When he was five, Long was gifted a hand-welded go-kart picked up for $75 at a garage sale. He started racing when he was eight, won his first national championship when he was 10 and moved to Italy to race for CRG at 15. He was the first American in 20 years to win an international kart race in Europe, a feat that led to an Elf Formula Campus scholarship and relocating to Le Mans. Next came two impressive years in British Formula Ford.
When his career stalled from a lack of money, Long was selected to compete in the inaugural – and notorious – Red Bull Driver Search against 15 other young Americans. He was devastated when he failed to make the cut. (Scott Speed got the gig, and he rode it all the way to F1.) But Porsche liked what it had seen of Long. After testing him and subjecting him to a battery of interviews, Porsche offered him a slot on its junior team.
“I called up everybody who would take my call and told them, ‘I can chase the Formula 1 dream a little longer or I can sign this sports car deal.’ And every single person said to me, ‘Are you an idiot? Sign the fricking deal,’” Long recalls. “I never looked back. I never said, ‘I beat Danica. I beat Sam Hornish. I beat Fernando Alonso.’ In 2003, I attended Le Mans as a spectator and I thought to myself, ‘I wonder if I’ll get a chance to race here one day.’ And literally 12 months later, I was on the top step of the podium.’”
During his early years, Long’s red hair seemed emblematic of his aggression on the track. Although this caused some bruised feelings in the paddock, it sped his climb up the totem pole. He won three races overall in a Porsche-powered Crawford during the glory years – read: insanely competitive – of the Daytona Prototype era, then did a full season in a Penske Racing RS Spyder, surviving knock-down, drag-out fights with Audi turbodiesels and Acura LMP2 cars.
Since 2009, Long raced almost exclusively in 911s, and the rear-engine GT car proved to be a perfect fit for his driving style. “I grew up on loose surfaces, racing go-karts on the street, so I’m not a big aero/downforce guy,” he says. “The 911 is a tricky car to drive because of the mass over the rear axle. It definitely sends a chill up your spine when you drive it on the edge in a high-speed corner. But those skills transitioned really well when I jumped into a front-engine V-8 Supercar or a NASCAR Nationwide car or even a front-wheel-drive Seat World Touring Car. After cutting my teeth in 911s, everything seemed to be pretty seamless.”
Naturally, Long says, there were some races that got away. Breaking down late while leading at Daytona in 2008 still hurts, and he admits that winning overall at the classic enduros would have been sweet. But he reflects on his career without regrets.

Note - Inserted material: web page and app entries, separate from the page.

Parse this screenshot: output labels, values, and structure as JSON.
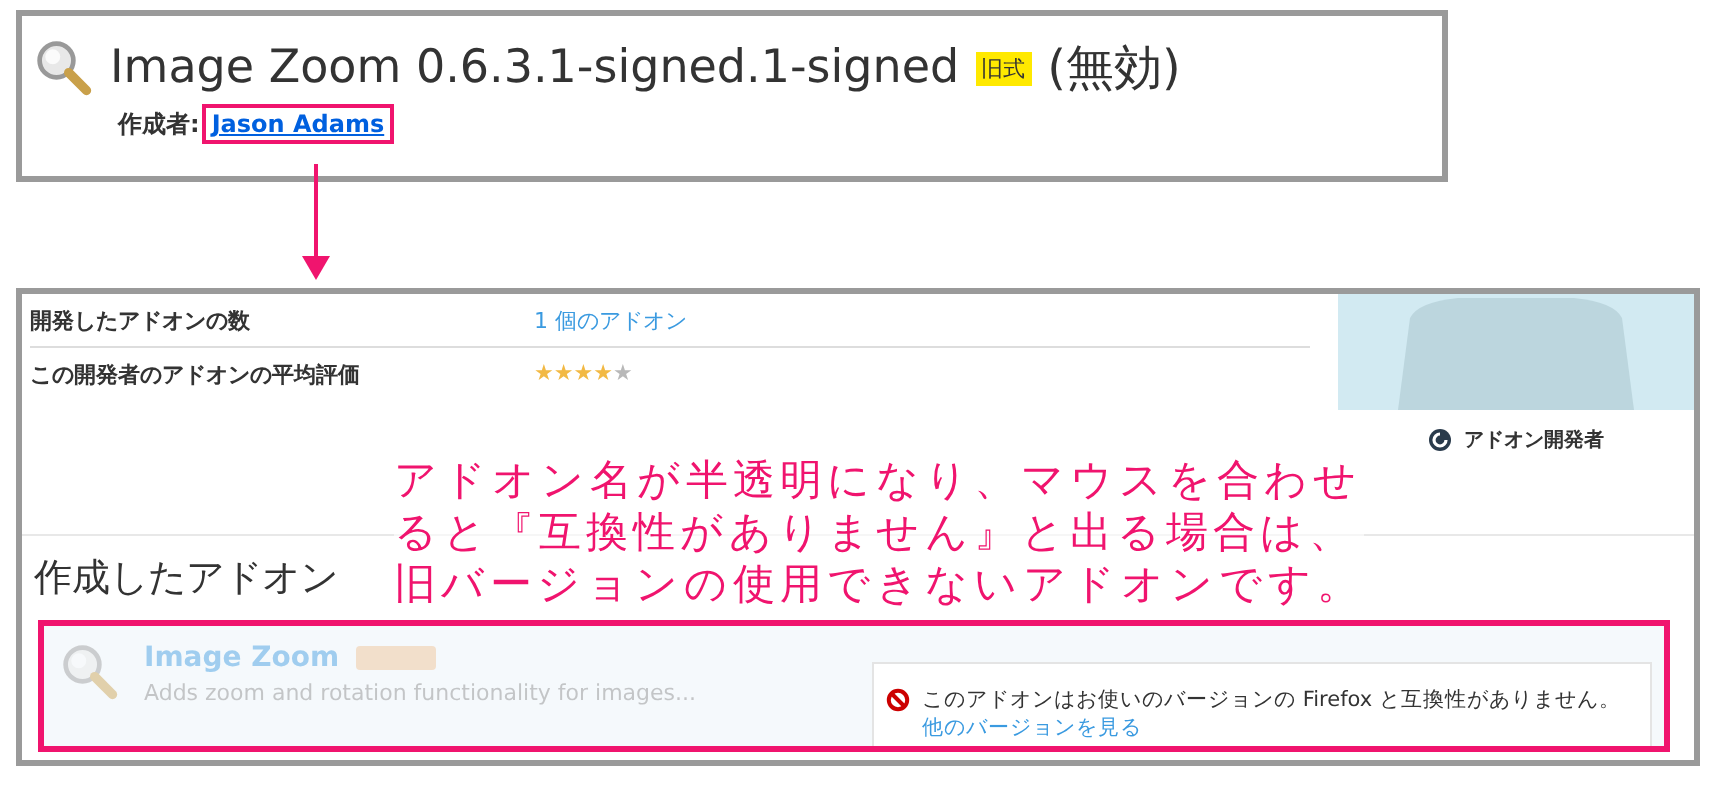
{
  "header": {
    "title": "Image Zoom 0.6.3.1-signed.1-signed",
    "badge": "旧式",
    "status": "(無効)",
    "author_label": "作成者:",
    "author": "Jason Adams"
  },
  "developer": {
    "rows": [
      {
        "kind": "link",
        "label": "開発したアドオンの数",
        "value": "1 個のアドオン"
      },
      {
        "kind": "stars",
        "label": "この開発者のアドオンの平均評価",
        "stars": 4
      }
    ],
    "role": "アドオン開発者"
  },
  "annotation": {
    "lines": [
      "アドオン名が半透明になり、マウスを合わせ",
      "ると『互換性がありません』と出る場合は、",
      "旧バージョンの使用できないアドオンです。"
    ]
  },
  "section_title": "作成したアドオン",
  "addons": [
    {
      "name": "Image Zoom",
      "description": "Adds zoom and rotation functionality for images...",
      "compatible": false,
      "warning": "このアドオンはお使いのバージョンの Firefox と互換性がありません。",
      "warning_link": "他のバージョンを見る"
    }
  ]
}
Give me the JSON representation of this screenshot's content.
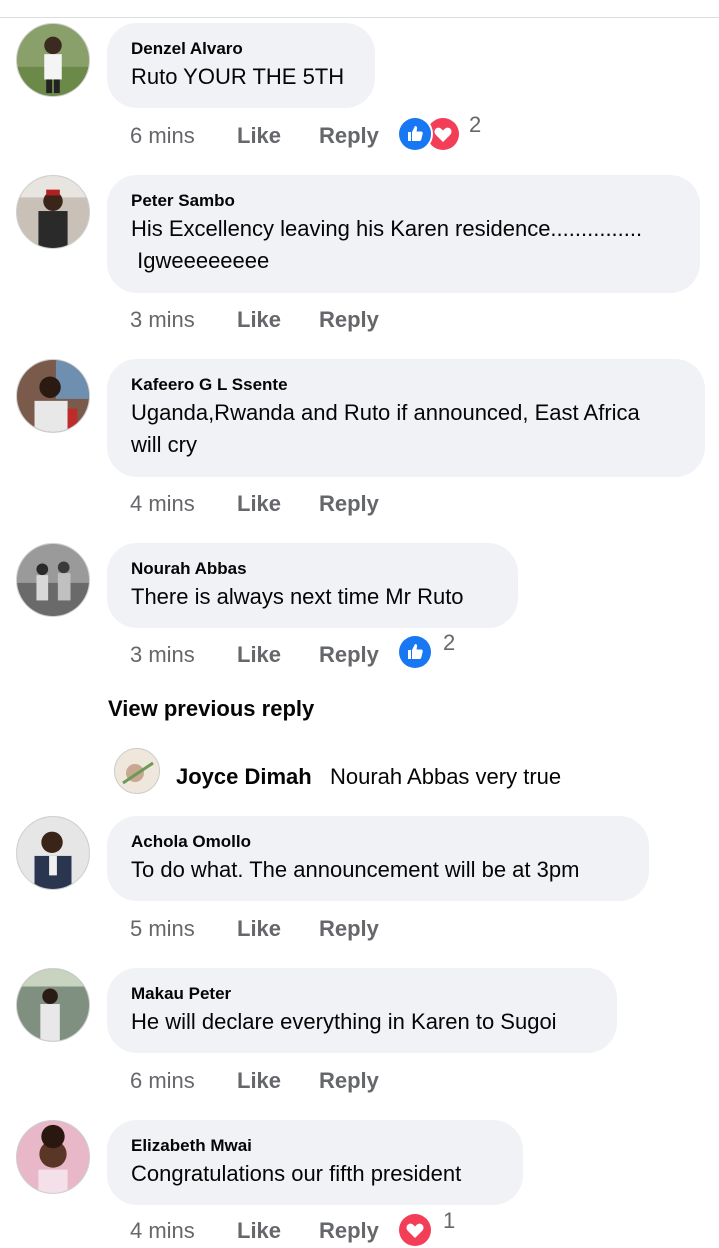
{
  "comments": [
    {
      "author": "Denzel Alvaro",
      "text": "Ruto YOUR THE 5TH",
      "time": "6 mins",
      "like": "Like",
      "reply": "Reply",
      "reaction_count": "2",
      "reactions": [
        "like-icon",
        "love-icon"
      ]
    },
    {
      "author": "Peter Sambo",
      "text": "His Excellency leaving his Karen residence...............\n Igweeeeeeee",
      "time": "3 mins",
      "like": "Like",
      "reply": "Reply"
    },
    {
      "author": "Kafeero G L Ssente",
      "text": "Uganda,Rwanda and Ruto if announced, East Africa\nwill cry",
      "time": "4 mins",
      "like": "Like",
      "reply": "Reply"
    },
    {
      "author": "Nourah Abbas",
      "text": "There is always next time Mr Ruto",
      "time": "3 mins",
      "like": "Like",
      "reply": "Reply",
      "reaction_count": "2",
      "reactions": [
        "like-icon"
      ]
    },
    {
      "author": "Achola Omollo",
      "text": "To do what. The announcement will be at 3pm",
      "time": "5 mins",
      "like": "Like",
      "reply": "Reply"
    },
    {
      "author": "Makau Peter",
      "text": "He will declare everything in Karen to Sugoi",
      "time": "6 mins",
      "like": "Like",
      "reply": "Reply"
    },
    {
      "author": "Elizabeth Mwai",
      "text": "Congratulations our fifth president",
      "time": "4 mins",
      "like": "Like",
      "reply": "Reply",
      "reaction_count": "1",
      "reactions": [
        "love-icon"
      ]
    }
  ],
  "view_previous": "View previous reply",
  "subreply": {
    "author": "Joyce Dimah",
    "text": "Nourah Abbas very true"
  },
  "colors": {
    "bubble": "#f0f2f5",
    "like_blue": "#1877f2",
    "love_red": "#f33e58",
    "meta_gray": "#65676b"
  }
}
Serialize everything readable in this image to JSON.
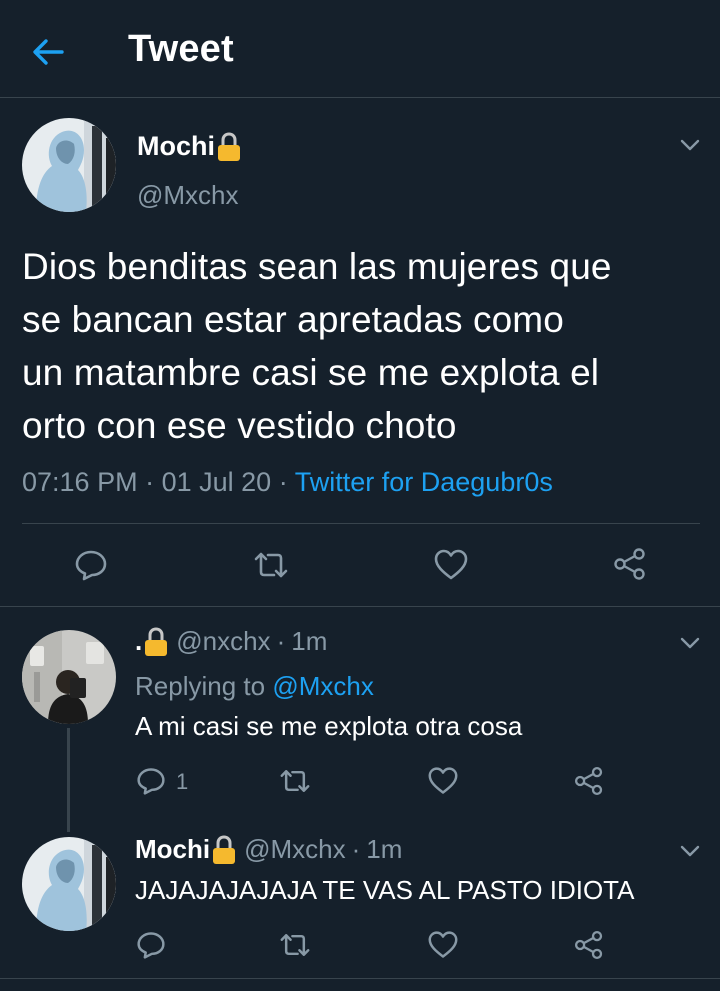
{
  "header": {
    "title": "Tweet",
    "accent": "#1da1f2"
  },
  "main_tweet": {
    "name": "Mochi",
    "handle": "@Mxchx",
    "text": "Dios benditas sean las mujeres que\nse bancan estar apretadas como\nun matambre casi se me explota el\norto con ese vestido choto",
    "time": "07:16 PM",
    "date": "01 Jul 20",
    "client": "Twitter for Daegubr0s",
    "separator": "·"
  },
  "replies": [
    {
      "name": ".",
      "handle": "@nxchx",
      "time": "1m",
      "replying_prefix": "Replying to",
      "replying_to": "@Mxchx",
      "text": "A mi casi se me explota otra cosa",
      "reply_count": "1"
    },
    {
      "name": "Mochi",
      "handle": "@Mxchx",
      "time": "1m",
      "text": "JAJAJAJAJAJA TE VAS AL PASTO IDIOTA"
    }
  ],
  "icons": {
    "back": "arrow-left-icon",
    "lock": "lock-icon",
    "caret": "chevron-down-icon",
    "reply": "reply-icon",
    "retweet": "retweet-icon",
    "like": "heart-icon",
    "share": "share-icon"
  },
  "colors": {
    "background": "#15202b",
    "secondary_text": "#8899a6",
    "divider": "#38444d",
    "link": "#1da1f2",
    "lock": "#f5b92e"
  }
}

“All I ever wanted to do was make a living racing cars. So far, so good,” he says. “I’ve seen 20 or so countries and stood on the podium at places like Le Mans, Indy, Monza, Sebring, you name it. Racing doesn’t owe me anything.”